While the Phase II construction was underway, a separate grant from the Packard Foundation was obtained by the Friends of the Palo Alto Children’s Theatre to refurbish the original Children’s Theatre auditorium and extend air-conditioning throughout the building. The handsomely refinished and repainted theater building, with re-upholstered seats, refinished floor and new carpeting, was dedicated in December 1998.
Director Briggs was presented the prestigious Campton Bell Lifetime Achievement Award in 1999 for her contributions to the field of theatre education, and in particular for her outstanding work with the children of Palo Alto and surrounding communities. The award was certainly well deserved, as Pat had directed over 400 plays, written over twenty scripts and dedicated much of her life to educating and inspiring our children.In 2007, Gala Celebration honored the 75th Anniversary of the Palo Alto Children’s Theatre building. The celebration included a new performance of Snow White, which was the first production staged in the new theater in 1937, and several of the original cast were present. Other events also celebrated the occasion. It was a special event, and an emotional event, and although not known at the time, a fitting climax to the long second act of the Theatre.
In early 2008, the community was greatly saddened by the death of Assistant Director Michael Litfin. Michael had served as Assistant Director under Pat for over 30 years, and had helped thousands of our children find new confidence on stage.
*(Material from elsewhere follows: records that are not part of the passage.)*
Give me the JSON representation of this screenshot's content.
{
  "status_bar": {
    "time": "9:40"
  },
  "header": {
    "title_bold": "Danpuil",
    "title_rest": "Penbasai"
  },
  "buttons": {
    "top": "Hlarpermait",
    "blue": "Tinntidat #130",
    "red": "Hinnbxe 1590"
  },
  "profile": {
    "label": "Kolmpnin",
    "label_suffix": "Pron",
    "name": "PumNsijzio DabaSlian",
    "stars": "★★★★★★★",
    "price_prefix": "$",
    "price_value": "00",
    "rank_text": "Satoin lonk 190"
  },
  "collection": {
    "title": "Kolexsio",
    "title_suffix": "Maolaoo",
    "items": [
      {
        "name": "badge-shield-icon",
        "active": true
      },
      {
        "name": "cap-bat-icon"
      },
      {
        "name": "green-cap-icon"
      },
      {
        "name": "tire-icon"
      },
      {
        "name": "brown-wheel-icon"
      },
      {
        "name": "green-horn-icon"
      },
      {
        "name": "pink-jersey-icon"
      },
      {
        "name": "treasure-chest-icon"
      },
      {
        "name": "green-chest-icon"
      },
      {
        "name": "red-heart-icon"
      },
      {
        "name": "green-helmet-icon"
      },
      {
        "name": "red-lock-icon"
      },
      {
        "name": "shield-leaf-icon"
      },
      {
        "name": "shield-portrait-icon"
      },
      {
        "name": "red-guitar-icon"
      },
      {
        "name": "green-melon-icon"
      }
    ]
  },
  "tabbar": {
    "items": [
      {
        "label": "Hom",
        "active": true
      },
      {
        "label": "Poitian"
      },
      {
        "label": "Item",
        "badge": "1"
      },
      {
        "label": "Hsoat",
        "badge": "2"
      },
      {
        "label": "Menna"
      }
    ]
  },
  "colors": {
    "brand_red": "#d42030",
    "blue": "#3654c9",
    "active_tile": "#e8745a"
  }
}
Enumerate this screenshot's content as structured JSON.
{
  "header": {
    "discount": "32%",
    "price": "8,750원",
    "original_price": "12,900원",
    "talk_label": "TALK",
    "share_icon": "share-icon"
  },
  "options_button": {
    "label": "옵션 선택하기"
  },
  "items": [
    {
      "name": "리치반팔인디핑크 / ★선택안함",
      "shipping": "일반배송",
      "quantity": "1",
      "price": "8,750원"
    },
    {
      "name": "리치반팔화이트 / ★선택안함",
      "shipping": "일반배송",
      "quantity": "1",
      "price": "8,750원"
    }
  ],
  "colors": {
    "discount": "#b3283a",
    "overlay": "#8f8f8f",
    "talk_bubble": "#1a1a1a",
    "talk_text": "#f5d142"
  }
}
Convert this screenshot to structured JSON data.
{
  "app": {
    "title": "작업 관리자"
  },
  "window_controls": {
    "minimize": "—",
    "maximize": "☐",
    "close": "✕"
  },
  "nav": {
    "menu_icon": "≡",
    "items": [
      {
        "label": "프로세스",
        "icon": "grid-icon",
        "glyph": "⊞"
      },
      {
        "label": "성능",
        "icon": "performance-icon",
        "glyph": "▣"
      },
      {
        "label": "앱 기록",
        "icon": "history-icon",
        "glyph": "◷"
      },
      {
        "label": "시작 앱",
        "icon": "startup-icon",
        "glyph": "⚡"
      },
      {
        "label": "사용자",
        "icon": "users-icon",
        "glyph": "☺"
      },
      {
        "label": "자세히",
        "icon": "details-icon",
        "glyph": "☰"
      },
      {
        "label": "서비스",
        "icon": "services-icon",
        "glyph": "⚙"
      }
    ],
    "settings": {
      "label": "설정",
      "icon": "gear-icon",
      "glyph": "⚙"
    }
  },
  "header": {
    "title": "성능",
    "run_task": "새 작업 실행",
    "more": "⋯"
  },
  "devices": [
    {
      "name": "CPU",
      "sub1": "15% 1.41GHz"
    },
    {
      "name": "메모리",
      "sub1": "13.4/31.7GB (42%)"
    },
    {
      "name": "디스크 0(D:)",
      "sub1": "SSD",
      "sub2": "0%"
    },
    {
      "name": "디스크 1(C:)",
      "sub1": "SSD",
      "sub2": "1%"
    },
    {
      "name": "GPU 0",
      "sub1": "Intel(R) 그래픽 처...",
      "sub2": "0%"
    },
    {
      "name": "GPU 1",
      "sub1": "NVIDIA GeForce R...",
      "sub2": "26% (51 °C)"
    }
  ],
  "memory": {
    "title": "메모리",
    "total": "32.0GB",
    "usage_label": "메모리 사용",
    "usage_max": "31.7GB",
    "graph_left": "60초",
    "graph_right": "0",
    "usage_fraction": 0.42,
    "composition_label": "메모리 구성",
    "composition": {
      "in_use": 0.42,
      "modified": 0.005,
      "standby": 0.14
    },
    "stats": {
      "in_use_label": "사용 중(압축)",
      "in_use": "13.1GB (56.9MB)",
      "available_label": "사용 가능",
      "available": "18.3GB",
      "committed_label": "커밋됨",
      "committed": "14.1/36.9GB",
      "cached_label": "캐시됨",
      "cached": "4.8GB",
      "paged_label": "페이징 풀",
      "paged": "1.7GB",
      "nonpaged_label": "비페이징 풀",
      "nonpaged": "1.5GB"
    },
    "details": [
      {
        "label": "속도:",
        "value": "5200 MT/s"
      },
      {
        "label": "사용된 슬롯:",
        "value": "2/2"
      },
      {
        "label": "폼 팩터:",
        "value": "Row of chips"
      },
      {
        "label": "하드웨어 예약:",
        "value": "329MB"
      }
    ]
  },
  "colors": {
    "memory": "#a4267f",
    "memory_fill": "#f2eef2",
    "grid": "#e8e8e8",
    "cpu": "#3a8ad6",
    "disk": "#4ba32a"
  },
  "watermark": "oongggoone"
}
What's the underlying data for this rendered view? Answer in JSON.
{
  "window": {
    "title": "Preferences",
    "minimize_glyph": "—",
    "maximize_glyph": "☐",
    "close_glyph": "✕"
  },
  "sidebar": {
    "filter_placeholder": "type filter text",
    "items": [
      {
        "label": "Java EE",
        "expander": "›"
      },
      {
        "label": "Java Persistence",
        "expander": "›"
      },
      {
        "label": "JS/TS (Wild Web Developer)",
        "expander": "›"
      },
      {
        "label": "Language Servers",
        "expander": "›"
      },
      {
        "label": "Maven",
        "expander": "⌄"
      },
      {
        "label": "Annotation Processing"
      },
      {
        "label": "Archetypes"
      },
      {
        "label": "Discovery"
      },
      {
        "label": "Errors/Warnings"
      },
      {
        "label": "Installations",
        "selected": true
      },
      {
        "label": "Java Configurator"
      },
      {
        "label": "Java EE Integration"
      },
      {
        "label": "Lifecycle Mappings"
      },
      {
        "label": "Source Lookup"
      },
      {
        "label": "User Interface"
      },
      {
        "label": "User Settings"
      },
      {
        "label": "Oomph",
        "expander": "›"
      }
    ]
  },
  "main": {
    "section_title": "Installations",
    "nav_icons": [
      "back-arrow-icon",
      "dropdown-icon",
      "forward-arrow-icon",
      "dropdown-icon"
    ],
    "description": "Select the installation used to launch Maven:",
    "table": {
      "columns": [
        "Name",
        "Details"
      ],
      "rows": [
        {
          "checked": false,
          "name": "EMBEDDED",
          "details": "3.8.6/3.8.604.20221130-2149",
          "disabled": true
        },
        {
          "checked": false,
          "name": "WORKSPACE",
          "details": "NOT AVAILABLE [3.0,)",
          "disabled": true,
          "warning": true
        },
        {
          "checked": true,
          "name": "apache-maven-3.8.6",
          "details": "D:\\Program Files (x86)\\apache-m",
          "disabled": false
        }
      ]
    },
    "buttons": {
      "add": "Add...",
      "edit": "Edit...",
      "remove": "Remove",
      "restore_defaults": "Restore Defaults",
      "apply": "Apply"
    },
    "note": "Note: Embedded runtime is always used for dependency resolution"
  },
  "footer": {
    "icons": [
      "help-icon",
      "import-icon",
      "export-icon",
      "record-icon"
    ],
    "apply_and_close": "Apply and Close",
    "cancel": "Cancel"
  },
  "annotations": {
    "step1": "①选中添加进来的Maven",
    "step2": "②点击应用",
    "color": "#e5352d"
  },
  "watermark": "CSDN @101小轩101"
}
In addition to directing over 250 shows, Michael had authored or co-authored more than twenty-five musicals, had helped develop the summer conservatory program and the Second Saturday program.
At the end of the summer of 2008, Patricia Briggs retired after forty-seven years as Director of the Children’s Theatre. Hazel Robertson founded the Theatre, but Patricia Briggs was no less important in making the Theatre a lasting cultural asset of tremendous value to the community.
Act III: New Directions
After her official retirement, Pat continued to provide support to the Theatre by assisting the City in the search for a new permanent Director. That search ended in January, 2009, with the appointment of Judge Luckey. Judge was previously the founding artistic director of the Youth Theatre Company in Atlanta, Georgia, and served for several years as the theater department chair for the Georgia Governor’s Honors Program, developing arts training for gifted high school students. Judge brings his own gifts, experience, and vision to our Theatre, and the results are already in evidence.Director Luckey worked with the Friends of the Palo Alto Children’s Theatre to transform the former Wang Library into a stunning new dance studio, and the Theatre now offers children’s dance classes. Director Luckey is also working to improve our Theatre’s outreach programs, to give more children a chance to experience theatre.
Thanks to consistent support from the City of Palo Alto and the ever-renewing support from the community, the Palo Alto Children’s Theatre remains as vibrant today as it was in 1931 when Hazel Robertson first captured the town’s imagination. The Children’s Theatre is a unique partnership between a city government that provides steady funding for staff salaries and operating expenses, and a community that has repeated stepped forward to fund facilities renovations and expansions. The performance is ongoing. Act III has just begun, and there is much more to come. With your help, the Palo Alto Children’s Theatre will be here for your children’s children, and their children as well.